|Loan 3834-UZB: Sustainable Hydropower Project [UGE/PC-001]||Invitation for Bids||Closed||29 May 2020||31 Jul 2020|
|Consulting firm for hydropower masterplan for climate resilience||Firm - Consulting||Closed||26 Oct 2019||24 Nov 2019|
|Project supervision consultant||Firm - Consulting||Closed||25 Sep 2019||28 Oct 2019|
|Contract Title||Approval Number||Contract Date||Contractor | Address||Executing Agency||Total Contract Amount (US$)||Contract Amount Financed by ADB (US$)|
|PC-1: CONSTRUCTION OF SMALL-SCALE HYDROPOWER PLANTS (THREE UNITS) AND TRANSMISSION LINES||Loan 3834||23 Jun 2021||CHINA NATIONAL ELECTRIC ENGINEERING CO. LTD. | CNEEC BLDG. 9 SOUTH SHOUTI ROAD, HAIDIAN DISTRICT, BEIJING 100048, CHINA, PEOPLE'S REP. OF||JSC Uzbekhydroenergo||54,000,000.00||54,000,000.00|
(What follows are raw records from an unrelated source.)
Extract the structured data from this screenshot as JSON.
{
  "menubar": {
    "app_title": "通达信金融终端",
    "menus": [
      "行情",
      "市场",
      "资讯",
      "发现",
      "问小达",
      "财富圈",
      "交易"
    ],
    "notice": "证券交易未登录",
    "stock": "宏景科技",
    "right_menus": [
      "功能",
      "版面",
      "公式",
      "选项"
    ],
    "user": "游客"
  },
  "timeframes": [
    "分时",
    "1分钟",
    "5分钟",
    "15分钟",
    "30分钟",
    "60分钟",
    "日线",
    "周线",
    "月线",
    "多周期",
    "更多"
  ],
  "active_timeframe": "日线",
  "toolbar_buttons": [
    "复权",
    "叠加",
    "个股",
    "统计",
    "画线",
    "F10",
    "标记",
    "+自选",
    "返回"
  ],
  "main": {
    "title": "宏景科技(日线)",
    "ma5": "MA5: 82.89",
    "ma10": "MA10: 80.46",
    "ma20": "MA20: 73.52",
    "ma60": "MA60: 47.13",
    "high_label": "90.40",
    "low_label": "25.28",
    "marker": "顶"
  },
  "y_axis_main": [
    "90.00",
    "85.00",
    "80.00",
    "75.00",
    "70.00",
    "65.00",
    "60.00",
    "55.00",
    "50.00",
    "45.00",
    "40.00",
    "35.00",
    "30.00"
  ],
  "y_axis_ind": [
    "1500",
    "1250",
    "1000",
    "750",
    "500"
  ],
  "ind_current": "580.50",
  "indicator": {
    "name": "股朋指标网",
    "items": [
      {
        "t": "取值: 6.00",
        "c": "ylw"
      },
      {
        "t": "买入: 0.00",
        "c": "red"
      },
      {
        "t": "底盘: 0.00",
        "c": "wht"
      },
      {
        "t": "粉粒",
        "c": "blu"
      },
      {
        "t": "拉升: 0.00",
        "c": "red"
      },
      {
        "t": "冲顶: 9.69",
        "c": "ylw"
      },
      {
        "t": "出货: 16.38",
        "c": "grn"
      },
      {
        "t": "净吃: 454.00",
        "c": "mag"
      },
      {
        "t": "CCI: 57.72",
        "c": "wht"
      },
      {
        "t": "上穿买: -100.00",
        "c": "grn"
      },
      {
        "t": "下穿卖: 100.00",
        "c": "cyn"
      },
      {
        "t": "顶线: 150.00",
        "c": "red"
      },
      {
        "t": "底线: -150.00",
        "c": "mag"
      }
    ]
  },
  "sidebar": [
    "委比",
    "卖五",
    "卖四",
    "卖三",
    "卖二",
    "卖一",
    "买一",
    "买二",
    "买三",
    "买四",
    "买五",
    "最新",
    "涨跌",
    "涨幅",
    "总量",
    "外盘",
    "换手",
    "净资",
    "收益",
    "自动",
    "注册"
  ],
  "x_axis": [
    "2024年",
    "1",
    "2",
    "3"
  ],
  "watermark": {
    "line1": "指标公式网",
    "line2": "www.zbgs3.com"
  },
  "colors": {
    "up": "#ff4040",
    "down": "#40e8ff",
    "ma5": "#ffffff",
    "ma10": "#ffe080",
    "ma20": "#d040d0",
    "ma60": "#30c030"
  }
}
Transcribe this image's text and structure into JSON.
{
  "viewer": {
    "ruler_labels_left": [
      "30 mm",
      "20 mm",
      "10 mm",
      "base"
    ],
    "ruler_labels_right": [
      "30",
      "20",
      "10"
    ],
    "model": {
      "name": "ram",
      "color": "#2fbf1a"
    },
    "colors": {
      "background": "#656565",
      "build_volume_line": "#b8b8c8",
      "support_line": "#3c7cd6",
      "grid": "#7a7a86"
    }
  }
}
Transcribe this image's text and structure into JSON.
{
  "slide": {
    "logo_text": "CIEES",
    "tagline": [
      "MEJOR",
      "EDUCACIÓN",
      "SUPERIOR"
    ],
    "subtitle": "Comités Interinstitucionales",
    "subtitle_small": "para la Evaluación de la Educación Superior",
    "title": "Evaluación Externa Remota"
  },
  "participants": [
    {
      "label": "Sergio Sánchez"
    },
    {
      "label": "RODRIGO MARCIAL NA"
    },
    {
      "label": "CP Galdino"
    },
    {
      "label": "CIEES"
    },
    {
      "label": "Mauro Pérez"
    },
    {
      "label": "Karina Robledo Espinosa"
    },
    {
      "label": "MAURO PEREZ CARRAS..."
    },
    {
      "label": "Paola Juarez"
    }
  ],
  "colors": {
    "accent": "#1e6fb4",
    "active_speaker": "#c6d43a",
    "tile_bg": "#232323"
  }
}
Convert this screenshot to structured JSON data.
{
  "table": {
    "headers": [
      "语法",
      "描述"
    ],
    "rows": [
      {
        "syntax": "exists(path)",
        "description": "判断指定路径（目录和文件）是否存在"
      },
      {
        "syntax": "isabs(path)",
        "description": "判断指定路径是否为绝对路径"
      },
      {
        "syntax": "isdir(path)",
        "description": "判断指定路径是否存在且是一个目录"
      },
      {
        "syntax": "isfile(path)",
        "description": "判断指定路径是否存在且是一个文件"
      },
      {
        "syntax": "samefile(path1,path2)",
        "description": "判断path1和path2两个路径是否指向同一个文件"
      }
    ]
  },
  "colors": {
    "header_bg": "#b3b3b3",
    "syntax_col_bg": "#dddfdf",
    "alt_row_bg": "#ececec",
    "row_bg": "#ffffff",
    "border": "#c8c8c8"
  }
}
|PROJECT SUPERVISION CONSULTANT||Loan 3834||19 Feb 2021||JV DOLSAR ENGINEERING LIMITED | ANKARA, TURKEY||JSC Uzbekhydroenergo||1,931,105.00||1,931,105.00|